One prominent example of a newfound way to cook and serve beef originated near the fish market in Nihonbashi, Tokyo in 1899. A man named Matsuda Eikichi (松田栄吉) was working at a sushi restaurant, and thought that he might be able to attract more customers if he began selling higher-class food, like beef. The invention he came up with was originally called gyūnabe (牛鍋), which can be loosely translated as “beef hotpot”. The beef was boiled in a pot with various vegetables and other side ingredients, then served over rice in an ornate porcelain bowl, to symbolise the high value of the dish as a whole. Despite suffering through the Great Kantō Earthquake of 1923 and seeing a quarter of the city of Tokyo reduced to ash by American firebombs in 1945, Matsuda and his restaurant “Yoshinoya” persevered.

After the war, Matsuda decided to change his business strategy and begin appealing to the average Japanese citizen. With beef imports from abroad legalised, he was now able to purchase beef at a much lower price, allowing him to now begin selling his trademark beef meals - now with the new (and current) name gyūdon (牛丼) or “beef bowl” - at a lower price as well.

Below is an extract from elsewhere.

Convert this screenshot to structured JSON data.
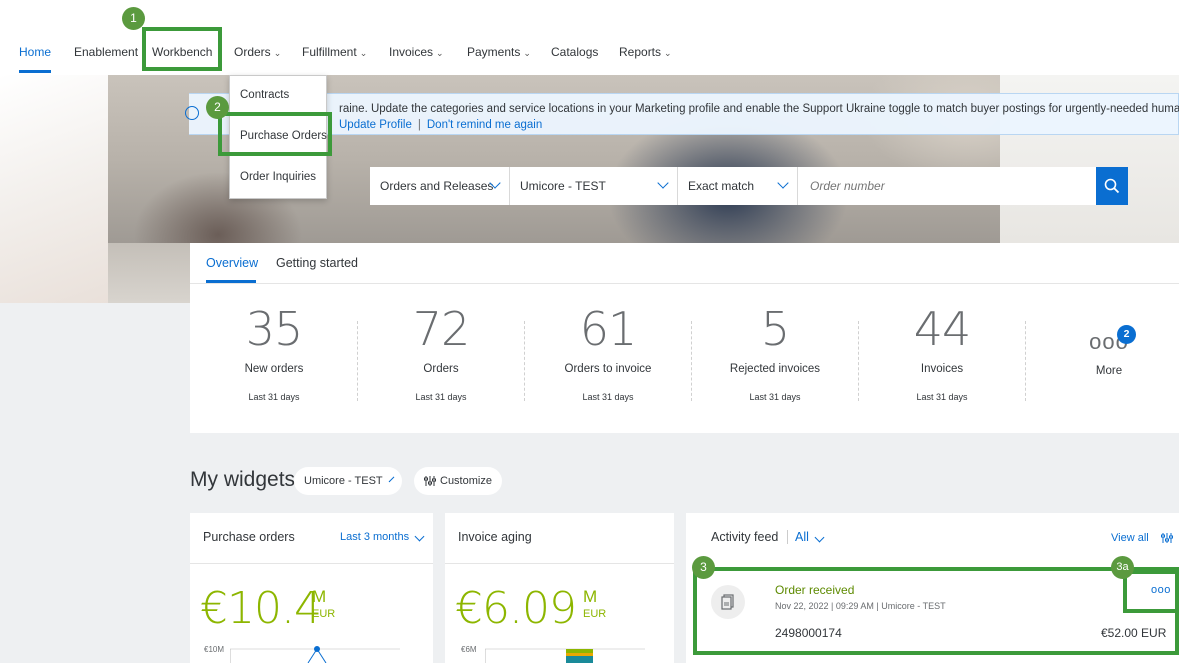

This change in approach resulted in the popularity of Yoshinoya beef bowls skyrocketing across Japan. In only the span of a single year, from 1977 to 1978, the number of Yoshinoya chain restaurants in Japan more than doubled, from around 100 to more than 200 total. By that time Yoshinoya had even expanded abroad, opening its first store in Denver, Colorado in 1975. Gyūdon had risen to become a beloved food of the people, and Yoshinoya was leading the charge, by holding true to their slogan: hayai, umai, yasui (quick, tasty, cheap).

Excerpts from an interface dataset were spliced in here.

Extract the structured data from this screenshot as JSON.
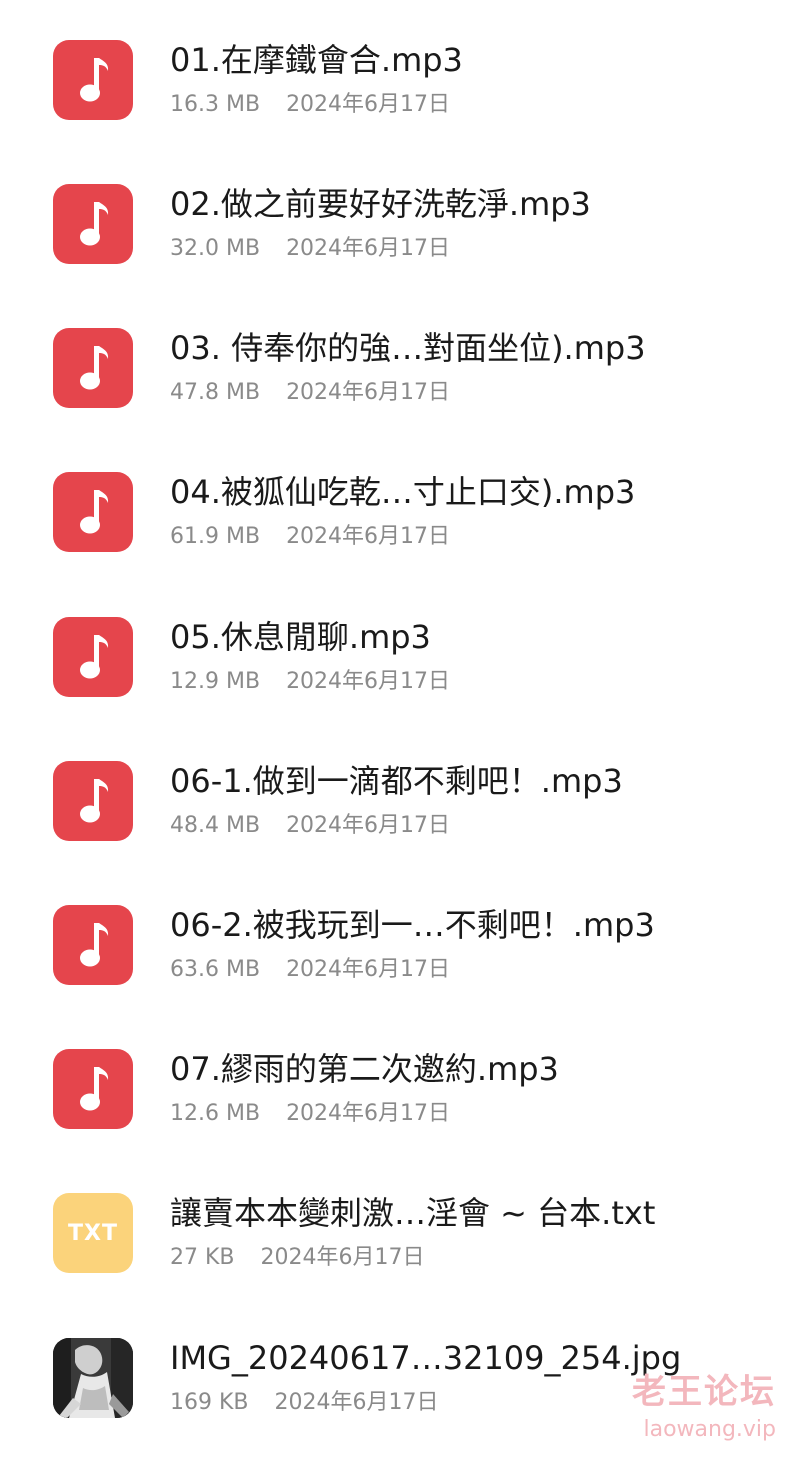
{
  "files": [
    {
      "icon": "music-note-icon",
      "type": "music",
      "name": "01.在摩鐵會合.mp3",
      "size": "16.3 MB",
      "date": "2024年6月17日"
    },
    {
      "icon": "music-note-icon",
      "type": "music",
      "name": "02.做之前要好好洗乾淨.mp3",
      "size": "32.0 MB",
      "date": "2024年6月17日"
    },
    {
      "icon": "music-note-icon",
      "type": "music",
      "name": "03. 侍奉你的強…對面坐位).mp3",
      "size": "47.8 MB",
      "date": "2024年6月17日"
    },
    {
      "icon": "music-note-icon",
      "type": "music",
      "name": "04.被狐仙吃乾…寸止口交).mp3",
      "size": "61.9 MB",
      "date": "2024年6月17日"
    },
    {
      "icon": "music-note-icon",
      "type": "music",
      "name": "05.休息閒聊.mp3",
      "size": "12.9 MB",
      "date": "2024年6月17日"
    },
    {
      "icon": "music-note-icon",
      "type": "music",
      "name": "06-1.做到一滴都不剩吧！.mp3",
      "size": "48.4 MB",
      "date": "2024年6月17日"
    },
    {
      "icon": "music-note-icon",
      "type": "music",
      "name": "06-2.被我玩到一…不剩吧！.mp3",
      "size": "63.6 MB",
      "date": "2024年6月17日"
    },
    {
      "icon": "music-note-icon",
      "type": "music",
      "name": "07.繆雨的第二次邀約.mp3",
      "size": "12.6 MB",
      "date": "2024年6月17日"
    },
    {
      "icon": "txt-file-icon",
      "type": "txt",
      "icon_label": "TXT",
      "name": "讓賣本本變刺激…淫會 ~ 台本.txt",
      "size": "27 KB",
      "date": "2024年6月17日"
    },
    {
      "icon": "image-thumbnail-icon",
      "type": "img",
      "name": "IMG_20240617…32109_254.jpg",
      "size": "169 KB",
      "date": "2024年6月17日"
    }
  ],
  "watermark": {
    "title": "老王论坛",
    "url": "laowang.vip"
  },
  "colors": {
    "music_icon": "#e5454c",
    "txt_icon": "#fbd37b",
    "name_text": "#1a1a1a",
    "meta_text": "#8a8a8a",
    "watermark": "#f3b7bd"
  }
}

However, in 2003, disaster struck. It was discovered that some beef imported into Japan may have been contaminated with BSE (mad cow disease). Yoshinoya immediately suspended all imports and sales of beef in its Japanese branches. For the next 4 years, all the Japanese people could do was wait with nostalgic minds and empty stomachs, until finally, in 2008, their beloved beef bowl returned. Currently, Yoshinoya is joined by many other popular 24-hour gyūdon chains, including Sukiya, Matsuya, and others. Their recipes may slightly differ, but they have the same goal at heart: to provide the people with a warm, simple meal, whenever they might need it. And if that’s not what comfort food is all about, I don’t know what is.


Text by

Tyler Cobb